## Prompt
From the first line to the last, give the listing again exactly.

## Extracted records
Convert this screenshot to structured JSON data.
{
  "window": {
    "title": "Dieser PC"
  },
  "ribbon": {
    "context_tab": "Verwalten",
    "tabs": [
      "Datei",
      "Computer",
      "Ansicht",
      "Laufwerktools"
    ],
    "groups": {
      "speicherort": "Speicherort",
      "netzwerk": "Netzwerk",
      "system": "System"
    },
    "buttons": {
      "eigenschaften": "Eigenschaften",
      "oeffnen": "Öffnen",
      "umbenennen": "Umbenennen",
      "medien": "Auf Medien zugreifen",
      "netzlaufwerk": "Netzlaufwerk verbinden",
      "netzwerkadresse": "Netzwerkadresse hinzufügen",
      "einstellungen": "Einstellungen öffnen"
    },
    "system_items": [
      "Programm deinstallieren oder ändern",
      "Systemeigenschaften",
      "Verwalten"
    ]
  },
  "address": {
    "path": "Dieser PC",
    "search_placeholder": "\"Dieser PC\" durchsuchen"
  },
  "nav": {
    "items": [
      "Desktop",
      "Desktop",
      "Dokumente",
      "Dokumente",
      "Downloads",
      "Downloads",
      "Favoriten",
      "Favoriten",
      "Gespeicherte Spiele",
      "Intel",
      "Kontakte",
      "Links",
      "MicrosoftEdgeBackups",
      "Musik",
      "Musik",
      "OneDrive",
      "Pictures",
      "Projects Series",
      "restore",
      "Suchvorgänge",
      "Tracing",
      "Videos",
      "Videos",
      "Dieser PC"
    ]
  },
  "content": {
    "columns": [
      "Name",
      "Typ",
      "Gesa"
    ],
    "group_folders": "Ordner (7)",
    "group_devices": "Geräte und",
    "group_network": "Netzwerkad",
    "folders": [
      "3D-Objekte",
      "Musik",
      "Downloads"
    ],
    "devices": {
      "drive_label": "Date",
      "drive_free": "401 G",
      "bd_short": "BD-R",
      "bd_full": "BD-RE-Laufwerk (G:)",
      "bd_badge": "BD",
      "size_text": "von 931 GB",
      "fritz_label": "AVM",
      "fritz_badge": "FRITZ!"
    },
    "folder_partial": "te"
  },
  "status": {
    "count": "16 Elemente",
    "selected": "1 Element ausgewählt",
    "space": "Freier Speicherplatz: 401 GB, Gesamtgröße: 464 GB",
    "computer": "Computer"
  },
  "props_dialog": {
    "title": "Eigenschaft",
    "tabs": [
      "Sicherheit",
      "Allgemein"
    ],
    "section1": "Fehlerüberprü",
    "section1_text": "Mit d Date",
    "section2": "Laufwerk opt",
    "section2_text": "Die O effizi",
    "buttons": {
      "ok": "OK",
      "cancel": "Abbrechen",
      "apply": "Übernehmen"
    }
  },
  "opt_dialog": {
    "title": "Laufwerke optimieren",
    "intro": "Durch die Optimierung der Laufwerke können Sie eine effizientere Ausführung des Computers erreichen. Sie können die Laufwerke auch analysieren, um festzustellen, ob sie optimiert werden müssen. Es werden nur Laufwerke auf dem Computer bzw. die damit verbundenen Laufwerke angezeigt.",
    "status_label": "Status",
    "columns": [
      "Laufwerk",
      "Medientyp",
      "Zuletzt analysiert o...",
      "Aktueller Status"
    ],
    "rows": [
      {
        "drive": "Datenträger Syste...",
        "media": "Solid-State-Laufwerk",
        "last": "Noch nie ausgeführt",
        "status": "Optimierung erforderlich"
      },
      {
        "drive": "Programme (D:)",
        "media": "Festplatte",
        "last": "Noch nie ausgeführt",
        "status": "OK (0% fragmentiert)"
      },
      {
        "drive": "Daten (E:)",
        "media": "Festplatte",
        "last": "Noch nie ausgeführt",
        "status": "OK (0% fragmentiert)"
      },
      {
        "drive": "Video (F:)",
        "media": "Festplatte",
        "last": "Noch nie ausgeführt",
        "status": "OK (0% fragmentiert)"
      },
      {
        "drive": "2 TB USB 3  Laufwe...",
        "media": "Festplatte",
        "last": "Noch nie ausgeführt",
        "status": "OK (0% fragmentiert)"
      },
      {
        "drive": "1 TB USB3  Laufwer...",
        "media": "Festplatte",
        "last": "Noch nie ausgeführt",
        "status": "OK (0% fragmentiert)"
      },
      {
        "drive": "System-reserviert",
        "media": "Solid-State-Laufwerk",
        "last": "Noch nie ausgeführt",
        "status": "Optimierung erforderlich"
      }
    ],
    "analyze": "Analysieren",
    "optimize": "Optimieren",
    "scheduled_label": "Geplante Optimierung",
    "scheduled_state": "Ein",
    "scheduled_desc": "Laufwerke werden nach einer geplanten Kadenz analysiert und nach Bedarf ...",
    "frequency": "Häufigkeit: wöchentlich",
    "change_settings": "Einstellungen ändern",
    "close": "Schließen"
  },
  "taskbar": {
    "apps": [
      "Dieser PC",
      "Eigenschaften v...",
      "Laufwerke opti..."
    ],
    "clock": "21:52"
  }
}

## Solution to this exercise
Convert this screenshot to structured JSON data.
{
  "window": {
    "title": "Dieser PC"
  },
  "ribbon": {
    "context_tab": "Verwalten",
    "tabs": [
      "Datei",
      "Computer",
      "Ansicht",
      "Laufwerktools"
    ],
    "groups": {
      "speicherort": "Speicherort",
      "netzwerk": "Netzwerk",
      "system": "System"
    },
    "buttons": {
      "eigenschaften": "Eigenschaften",
      "oeffnen": "Öffnen",
      "umbenennen": "Umbenennen",
      "medien": "Auf Medien zugreifen",
      "netzlaufwerk": "Netzlaufwerk verbinden",
      "netzwerkadresse": "Netzwerkadresse hinzufügen",
      "einstellungen": "Einstellungen öffnen"
    },
    "system_items": [
      "Programm deinstallieren oder ändern",
      "Systemeigenschaften",
      "Verwalten"
    ]
  },
  "address": {
    "path": "Dieser PC",
    "search_placeholder": "\"Dieser PC\" durchsuchen"
  },
  "nav": {
    "items": [
      "Desktop",
      "Desktop",
      "Dokumente",
      "Dokumente",
      "Downloads",
      "Downloads",
      "Favoriten",
      "Favoriten",
      "Gespeicherte Spiele",
      "Intel",
      "Kontakte",
      "Links",
      "MicrosoftEdgeBackups",
      "Musik",
      "Musik",
      "OneDrive",
      "Pictures",
      "Projects Series",
      "restore",
      "Suchvorgänge",
      "Tracing",
      "Videos",
      "Videos",
      "Dieser PC"
    ]
  },
  "content": {
    "columns": [
      "Name",
      "Typ",
      "Gesa"
    ],
    "group_folders": "Ordner (7)",
    "group_devices": "Geräte und",
    "group_network": "Netzwerkad",
    "folders": [
      "3D-Objekte",
      "Musik",
      "Downloads"
    ],
    "devices": {
      "drive_label": "Date",
      "drive_free": "401 G",
      "bd_short": "BD-R",
      "bd_full": "BD-RE-Laufwerk (G:)",
      "bd_badge": "BD",
      "size_text": "von 931 GB",
      "fritz_label": "AVM",
      "fritz_badge": "FRITZ!"
    },
    "folder_partial": "te"
  },
  "status": {
    "count": "16 Elemente",
    "selected": "1 Element ausgewählt",
    "space": "Freier Speicherplatz: 401 GB, Gesamtgröße: 464 GB",
    "computer": "Computer"
  },
  "props_dialog": {
    "title": "Eigenschaft",
    "tabs": [
      "Sicherheit",
      "Allgemein"
    ],
    "section1": "Fehlerüberprü",
    "section1_text": "Mit d Date",
    "section2": "Laufwerk opt",
    "section2_text": "Die O effizi",
    "buttons": {
      "ok": "OK",
      "cancel": "Abbrechen",
      "apply": "Übernehmen"
    }
  },
  "opt_dialog": {
    "title": "Laufwerke optimieren",
    "intro": "Durch die Optimierung der Laufwerke können Sie eine effizientere Ausführung des Computers erreichen. Sie können die Laufwerke auch analysieren, um festzustellen, ob sie optimiert werden müssen. Es werden nur Laufwerke auf dem Computer bzw. die damit verbundenen Laufwerke angezeigt.",
    "status_label": "Status",
    "columns": [
      "Laufwerk",
      "Medientyp",
      "Zuletzt analysiert o...",
      "Aktueller Status"
    ],
    "rows": [
      {
        "drive": "Datenträger Syste...",
        "media": "Solid-State-Laufwerk",
        "last": "Noch nie ausgeführt",
        "status": "Optimierung erforderlich"
      },
      {
        "drive": "Programme (D:)",
        "media": "Festplatte",
        "last": "Noch nie ausgeführt",
        "status": "OK (0% fragmentiert)"
      },
      {
        "drive": "Daten (E:)",
        "media": "Festplatte",
        "last": "Noch nie ausgeführt",
        "status": "OK (0% fragmentiert)"
      },
      {
        "drive": "Video (F:)",
        "media": "Festplatte",
        "last": "Noch nie ausgeführt",
        "status": "OK (0% fragmentiert)"
      },
      {
        "drive": "2 TB USB 3  Laufwe...",
        "media": "Festplatte",
        "last": "Noch nie ausgeführt",
        "status": "OK (0% fragmentiert)"
      },
      {
        "drive": "1 TB USB3  Laufwer...",
        "media": "Festplatte",
        "last": "Noch nie ausgeführt",
        "status": "OK (0% fragmentiert)"
      },
      {
        "drive": "System-reserviert",
        "media": "Solid-State-Laufwerk",
        "last": "Noch nie ausgeführt",
        "status": "Optimierung erforderlich"
      }
    ],
    "analyze": "Analysieren",
    "optimize": "Optimieren",
    "scheduled_label": "Geplante Optimierung",
    "scheduled_state": "Ein",
    "scheduled_desc": "Laufwerke werden nach einer geplanten Kadenz analysiert und nach Bedarf ...",
    "frequency": "Häufigkeit: wöchentlich",
    "change_settings": "Einstellungen ändern",
    "close": "Schließen"
  },
  "taskbar": {
    "apps": [
      "Dieser PC",
      "Eigenschaften v...",
      "Laufwerke opti..."
    ],
    "clock": "21:52"
  }
}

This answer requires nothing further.